© 2022 MICHIGAN RADIO
91.7 Ann Arbor/Detroit 104.1 Grand Rapids 91.3 Port Huron 89.7 Lansing 91.1 Flint
Play Live Radio
Next Up:
0:00
0:00
Available On Air Stations

More than 200 officers have quit the Detroit Police Department this year — twice as many as all of 2021

Detroit.jpg
Digital_Third_Eye
/
FLICKR - HTTP://J.MP/1SPGCL0

With four months left in the year, the Detroit Police Department has already lost twice as many officers this year than it did in all of 2021.

The city offered a one-time $2,000 bonus to officers in March to entice them to stay with the department.

Mayor Mike Duggan also approved double pay for officers who work overtime instead of time-and-a-half.

Despite that, the police department is still 200 officers short of what its budget allows. The vast majority of the officers who are leaving are younger officers who attended the Detroit Police Academy free of charge, said Assistant Chief David LeValley.

Many police departments only hire officers who have already been certified, but Detroit has its own academy and trains the officers for free.

LeValley said many of those officers are being trained in Detroit but then heading to suburban police departments and departments in other cities.

"The way it stands right now, that the city of Detroit or the taxpayers in Detroit bear all of the costs for that individual officer to go work in another agency," said LeValley.

It affects morale, Levalley said, and many officers are working double time and longer shifts amid the shortage of officers. He says the department is already about double the overtime budget that was spent last year to backfill shifts as needed this year.

"Certainly, we don't want to have people working too many hours or more hours than they desire. And it also has an impact on officers being forced to work overtime in order to cover those shifts, you know, and then also, if we have officers that work too many hours, then you have an officer out on the street that is potentially sleep deprived, that can impact decision making," LeValley said.

The department has been hiring and recruiting officers this year, just not at the pace of the officers who are turning in their badges.

Police officials said 138 officers have been hired this year, and the department is on track to hire another 60 officers in the next two months. Officials said there are also 90 students in the police academy training to be officers.

The starting annual salary for a police officer is $42,000, LeValley said.

Detroit has had multiple mass shootings this year. There were 309 homicides last year, and there have been 208 homicides so far in 2022.

Since 2021, 14% of the department's officers have left, the department said.

LeValley said that has wide-ranging effects. "We don't just arrest people. That's not necessarily what our job is. But we do a lot of education. We do a lot of prevention work. We have our neighborhood police officers out there that address quality of life issues. We have a very large detective component to the department," he said.

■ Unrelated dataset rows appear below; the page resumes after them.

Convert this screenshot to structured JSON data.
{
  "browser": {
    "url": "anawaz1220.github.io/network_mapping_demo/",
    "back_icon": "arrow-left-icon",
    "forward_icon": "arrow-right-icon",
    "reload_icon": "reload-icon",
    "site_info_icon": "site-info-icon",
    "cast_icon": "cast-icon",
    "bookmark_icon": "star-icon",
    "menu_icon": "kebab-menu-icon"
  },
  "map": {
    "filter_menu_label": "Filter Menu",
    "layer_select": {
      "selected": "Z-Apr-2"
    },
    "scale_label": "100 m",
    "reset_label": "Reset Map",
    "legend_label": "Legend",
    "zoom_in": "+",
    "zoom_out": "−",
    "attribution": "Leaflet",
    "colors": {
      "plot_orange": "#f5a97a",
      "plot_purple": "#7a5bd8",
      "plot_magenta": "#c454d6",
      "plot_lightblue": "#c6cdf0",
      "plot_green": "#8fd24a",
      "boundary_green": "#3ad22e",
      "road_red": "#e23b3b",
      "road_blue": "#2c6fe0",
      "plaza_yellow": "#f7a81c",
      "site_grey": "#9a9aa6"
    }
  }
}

"We're doing recruiting. There's a lot that goes into a police department, a lot of community engagement events," said LeValley. "Relationship with the community is critical so that when something does happen, you know, we have those relationships in place and that the community will trust us, you know, they'll be more willing to share information with the department."

Briana Rice is a reporter/producer operating out of Detroit.